== Task brief ==
Of the lines below, report only those that contain "smiling".

== Source data ==
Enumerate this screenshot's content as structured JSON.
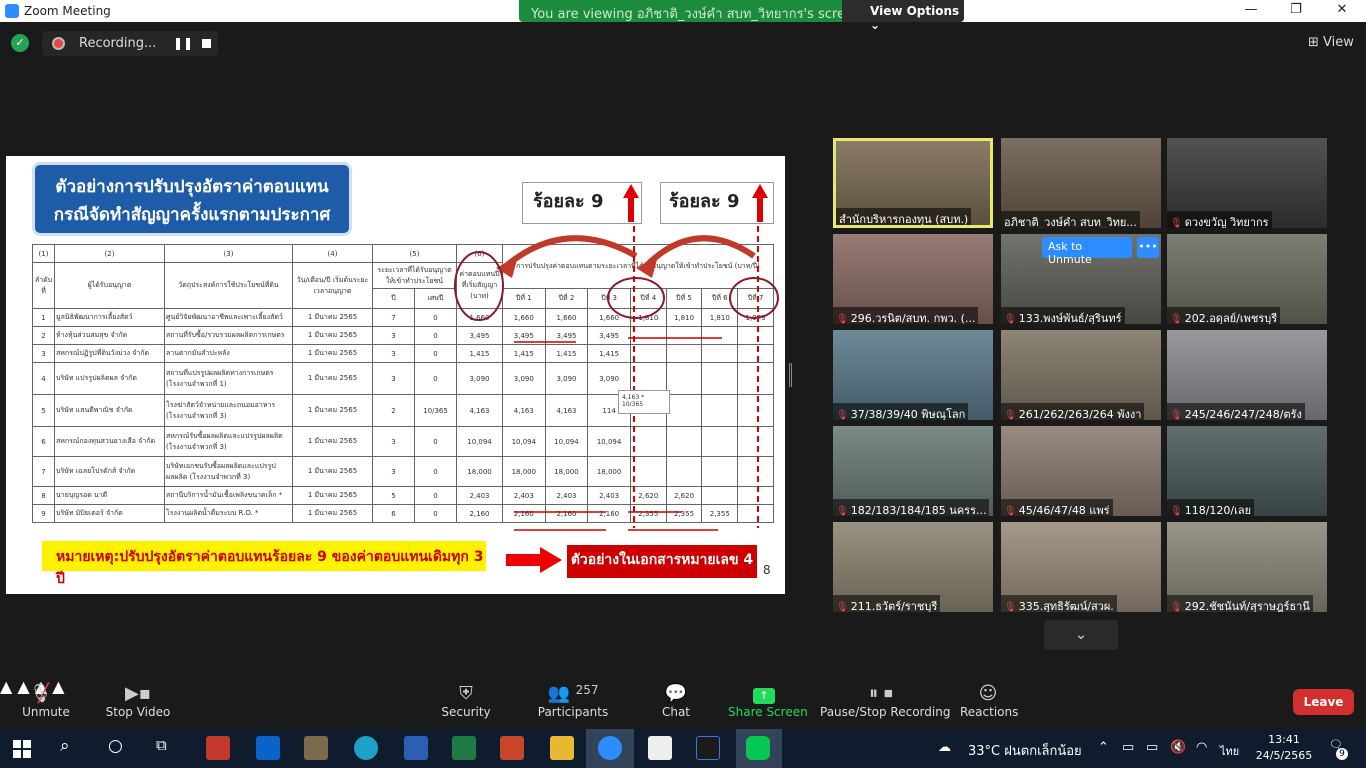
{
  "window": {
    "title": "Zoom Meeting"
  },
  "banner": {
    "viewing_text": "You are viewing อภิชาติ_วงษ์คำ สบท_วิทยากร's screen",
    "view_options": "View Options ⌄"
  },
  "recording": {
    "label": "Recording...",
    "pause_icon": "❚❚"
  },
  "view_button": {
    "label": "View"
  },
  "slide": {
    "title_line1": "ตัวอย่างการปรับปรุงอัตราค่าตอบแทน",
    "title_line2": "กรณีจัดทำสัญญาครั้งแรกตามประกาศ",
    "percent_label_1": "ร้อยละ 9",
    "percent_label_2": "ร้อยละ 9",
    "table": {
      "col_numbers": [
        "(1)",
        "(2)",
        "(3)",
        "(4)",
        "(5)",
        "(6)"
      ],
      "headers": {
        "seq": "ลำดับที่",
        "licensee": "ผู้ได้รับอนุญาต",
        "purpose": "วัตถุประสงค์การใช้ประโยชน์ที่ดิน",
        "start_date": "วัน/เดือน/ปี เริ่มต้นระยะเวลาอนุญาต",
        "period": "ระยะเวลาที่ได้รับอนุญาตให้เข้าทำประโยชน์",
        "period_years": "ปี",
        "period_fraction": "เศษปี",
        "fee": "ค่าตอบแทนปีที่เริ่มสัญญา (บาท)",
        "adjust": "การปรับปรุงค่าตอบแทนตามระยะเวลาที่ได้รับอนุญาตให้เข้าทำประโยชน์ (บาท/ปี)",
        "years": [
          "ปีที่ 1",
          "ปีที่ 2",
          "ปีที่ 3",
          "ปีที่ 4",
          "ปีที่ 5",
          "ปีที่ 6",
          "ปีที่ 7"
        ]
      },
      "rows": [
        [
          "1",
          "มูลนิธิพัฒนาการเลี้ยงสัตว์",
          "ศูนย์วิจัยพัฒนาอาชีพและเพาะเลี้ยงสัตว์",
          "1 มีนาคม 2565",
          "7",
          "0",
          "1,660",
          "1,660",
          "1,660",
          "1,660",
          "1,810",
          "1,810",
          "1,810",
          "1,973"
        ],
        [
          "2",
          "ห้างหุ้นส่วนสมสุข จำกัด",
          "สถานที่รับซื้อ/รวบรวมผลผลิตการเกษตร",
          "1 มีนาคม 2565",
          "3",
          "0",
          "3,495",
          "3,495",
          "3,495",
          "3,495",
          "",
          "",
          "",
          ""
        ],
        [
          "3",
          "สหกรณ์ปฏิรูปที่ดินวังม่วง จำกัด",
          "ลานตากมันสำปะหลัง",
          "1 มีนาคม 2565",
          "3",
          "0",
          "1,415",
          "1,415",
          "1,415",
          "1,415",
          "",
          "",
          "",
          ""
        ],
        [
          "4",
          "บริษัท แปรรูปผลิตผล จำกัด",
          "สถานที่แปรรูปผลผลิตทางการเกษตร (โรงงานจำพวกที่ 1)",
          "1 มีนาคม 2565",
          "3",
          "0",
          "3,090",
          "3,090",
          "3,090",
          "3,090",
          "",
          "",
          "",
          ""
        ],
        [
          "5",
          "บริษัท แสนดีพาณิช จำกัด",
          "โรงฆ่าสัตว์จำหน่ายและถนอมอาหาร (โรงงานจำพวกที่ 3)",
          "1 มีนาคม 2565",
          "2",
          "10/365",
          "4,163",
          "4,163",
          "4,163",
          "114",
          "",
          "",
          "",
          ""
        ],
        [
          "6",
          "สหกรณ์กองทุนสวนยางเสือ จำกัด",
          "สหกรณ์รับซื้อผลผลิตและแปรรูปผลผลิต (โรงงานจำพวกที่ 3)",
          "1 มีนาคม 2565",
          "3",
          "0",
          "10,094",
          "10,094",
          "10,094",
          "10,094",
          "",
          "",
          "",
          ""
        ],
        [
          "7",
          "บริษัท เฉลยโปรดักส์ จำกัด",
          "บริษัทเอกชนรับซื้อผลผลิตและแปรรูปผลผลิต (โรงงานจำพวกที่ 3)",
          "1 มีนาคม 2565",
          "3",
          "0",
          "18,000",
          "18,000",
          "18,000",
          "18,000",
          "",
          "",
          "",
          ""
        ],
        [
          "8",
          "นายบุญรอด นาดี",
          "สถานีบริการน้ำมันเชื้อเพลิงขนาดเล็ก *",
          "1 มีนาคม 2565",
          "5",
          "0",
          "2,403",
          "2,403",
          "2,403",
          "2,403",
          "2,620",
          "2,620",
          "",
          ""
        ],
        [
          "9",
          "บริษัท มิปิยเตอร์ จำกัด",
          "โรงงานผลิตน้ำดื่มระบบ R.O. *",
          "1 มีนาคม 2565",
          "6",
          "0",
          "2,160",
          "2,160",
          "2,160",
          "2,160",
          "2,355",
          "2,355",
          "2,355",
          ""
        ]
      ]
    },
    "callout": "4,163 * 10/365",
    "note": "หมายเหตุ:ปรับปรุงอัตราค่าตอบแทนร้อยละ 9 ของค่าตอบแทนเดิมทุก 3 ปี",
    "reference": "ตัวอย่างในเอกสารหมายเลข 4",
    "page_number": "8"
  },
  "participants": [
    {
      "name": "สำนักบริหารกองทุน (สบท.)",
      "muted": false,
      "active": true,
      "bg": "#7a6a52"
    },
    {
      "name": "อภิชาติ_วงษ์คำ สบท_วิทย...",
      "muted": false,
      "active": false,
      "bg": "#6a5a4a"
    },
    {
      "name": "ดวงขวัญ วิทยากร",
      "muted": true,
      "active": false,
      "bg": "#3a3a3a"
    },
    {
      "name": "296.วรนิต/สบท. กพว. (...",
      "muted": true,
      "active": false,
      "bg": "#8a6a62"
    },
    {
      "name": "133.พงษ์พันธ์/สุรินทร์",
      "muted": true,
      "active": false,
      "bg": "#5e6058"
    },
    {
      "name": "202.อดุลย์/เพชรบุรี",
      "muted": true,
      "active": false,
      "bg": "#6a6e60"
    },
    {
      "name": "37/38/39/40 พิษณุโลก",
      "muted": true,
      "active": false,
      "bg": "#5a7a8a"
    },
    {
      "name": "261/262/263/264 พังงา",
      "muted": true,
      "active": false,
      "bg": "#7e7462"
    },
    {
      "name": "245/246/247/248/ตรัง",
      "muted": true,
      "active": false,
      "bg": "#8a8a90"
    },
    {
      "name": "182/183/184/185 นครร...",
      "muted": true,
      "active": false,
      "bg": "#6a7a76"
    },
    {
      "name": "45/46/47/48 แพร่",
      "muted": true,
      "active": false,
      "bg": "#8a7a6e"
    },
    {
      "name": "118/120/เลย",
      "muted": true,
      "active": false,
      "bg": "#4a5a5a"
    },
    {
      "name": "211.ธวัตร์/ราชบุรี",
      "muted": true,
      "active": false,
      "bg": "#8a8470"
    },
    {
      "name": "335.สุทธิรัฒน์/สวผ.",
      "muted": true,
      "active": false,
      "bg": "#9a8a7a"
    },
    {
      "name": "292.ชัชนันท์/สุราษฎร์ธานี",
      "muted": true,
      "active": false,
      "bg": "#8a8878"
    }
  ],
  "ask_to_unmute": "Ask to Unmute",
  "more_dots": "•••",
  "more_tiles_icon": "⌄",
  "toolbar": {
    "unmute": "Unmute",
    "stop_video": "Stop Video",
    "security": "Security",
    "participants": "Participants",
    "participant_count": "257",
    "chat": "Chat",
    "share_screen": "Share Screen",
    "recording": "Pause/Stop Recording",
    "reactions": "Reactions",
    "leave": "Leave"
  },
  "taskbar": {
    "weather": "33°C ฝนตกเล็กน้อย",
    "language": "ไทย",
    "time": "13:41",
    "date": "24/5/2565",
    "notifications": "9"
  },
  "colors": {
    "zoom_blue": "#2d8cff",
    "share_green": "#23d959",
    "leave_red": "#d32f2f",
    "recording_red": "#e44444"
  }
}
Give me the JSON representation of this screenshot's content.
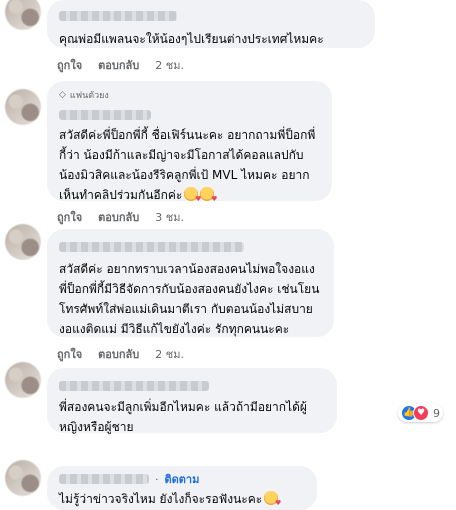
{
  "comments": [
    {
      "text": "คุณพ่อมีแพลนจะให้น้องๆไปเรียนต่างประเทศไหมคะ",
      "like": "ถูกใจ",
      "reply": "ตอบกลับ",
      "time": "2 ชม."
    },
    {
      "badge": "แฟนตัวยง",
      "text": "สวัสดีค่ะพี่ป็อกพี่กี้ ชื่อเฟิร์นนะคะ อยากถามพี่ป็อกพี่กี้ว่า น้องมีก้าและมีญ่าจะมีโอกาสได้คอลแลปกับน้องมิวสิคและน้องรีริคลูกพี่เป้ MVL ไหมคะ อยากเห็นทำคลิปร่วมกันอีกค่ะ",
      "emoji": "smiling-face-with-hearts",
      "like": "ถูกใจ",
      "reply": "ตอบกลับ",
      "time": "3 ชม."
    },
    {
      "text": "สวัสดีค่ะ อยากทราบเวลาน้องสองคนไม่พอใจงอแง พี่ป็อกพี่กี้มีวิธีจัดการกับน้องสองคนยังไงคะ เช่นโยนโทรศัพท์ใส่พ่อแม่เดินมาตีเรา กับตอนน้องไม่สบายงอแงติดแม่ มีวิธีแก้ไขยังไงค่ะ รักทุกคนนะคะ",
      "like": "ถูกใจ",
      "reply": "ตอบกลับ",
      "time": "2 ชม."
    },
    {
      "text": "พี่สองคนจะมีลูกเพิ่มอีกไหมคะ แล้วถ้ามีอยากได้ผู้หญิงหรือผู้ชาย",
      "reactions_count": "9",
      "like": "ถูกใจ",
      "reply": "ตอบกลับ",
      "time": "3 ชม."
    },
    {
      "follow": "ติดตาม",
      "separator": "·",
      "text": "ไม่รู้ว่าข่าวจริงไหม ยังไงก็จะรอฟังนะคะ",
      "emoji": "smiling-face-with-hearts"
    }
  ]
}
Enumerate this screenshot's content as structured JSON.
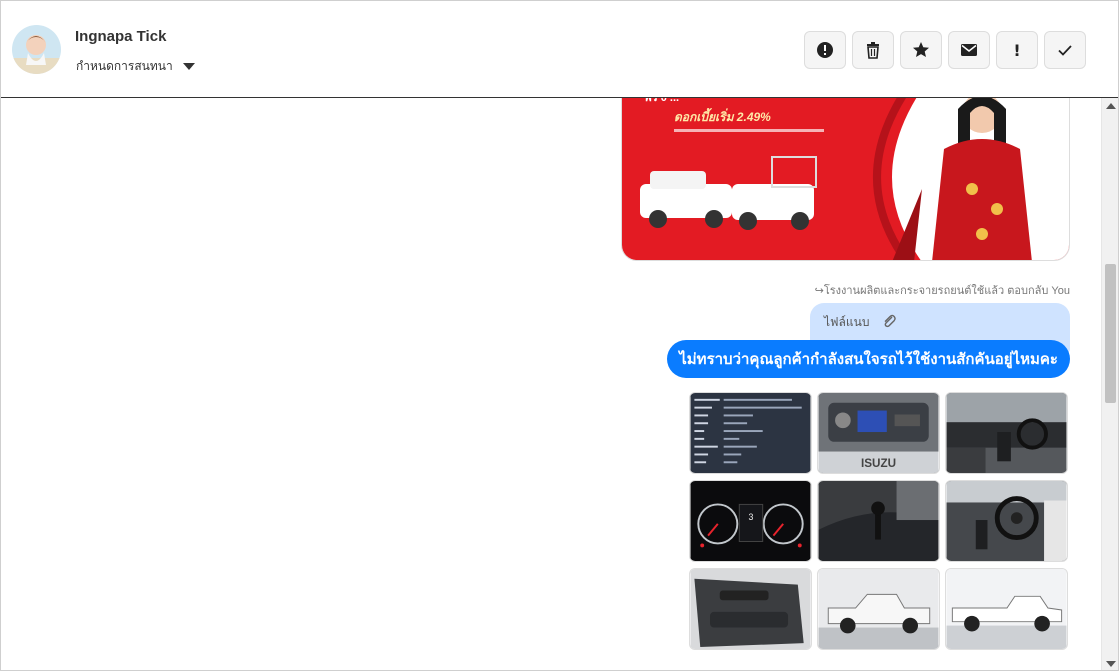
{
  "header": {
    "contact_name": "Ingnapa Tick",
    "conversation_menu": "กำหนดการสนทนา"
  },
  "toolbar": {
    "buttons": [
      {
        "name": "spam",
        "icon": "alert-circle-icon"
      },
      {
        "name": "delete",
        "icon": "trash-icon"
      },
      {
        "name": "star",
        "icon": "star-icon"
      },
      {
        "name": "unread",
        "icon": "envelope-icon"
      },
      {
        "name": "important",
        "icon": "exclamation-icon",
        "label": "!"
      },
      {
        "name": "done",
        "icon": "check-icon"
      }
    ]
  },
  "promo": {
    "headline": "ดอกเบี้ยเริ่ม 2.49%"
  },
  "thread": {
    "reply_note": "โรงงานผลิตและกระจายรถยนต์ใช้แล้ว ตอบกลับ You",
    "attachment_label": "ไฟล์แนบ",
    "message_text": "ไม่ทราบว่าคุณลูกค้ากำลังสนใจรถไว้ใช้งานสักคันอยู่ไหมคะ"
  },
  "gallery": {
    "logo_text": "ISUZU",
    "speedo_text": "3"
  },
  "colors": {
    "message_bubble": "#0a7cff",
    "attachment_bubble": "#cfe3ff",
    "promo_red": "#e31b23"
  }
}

== Answer ==
      "emoji": "smiling-face-with-hearts",
      "emoji": "smiling-face-with-hearts"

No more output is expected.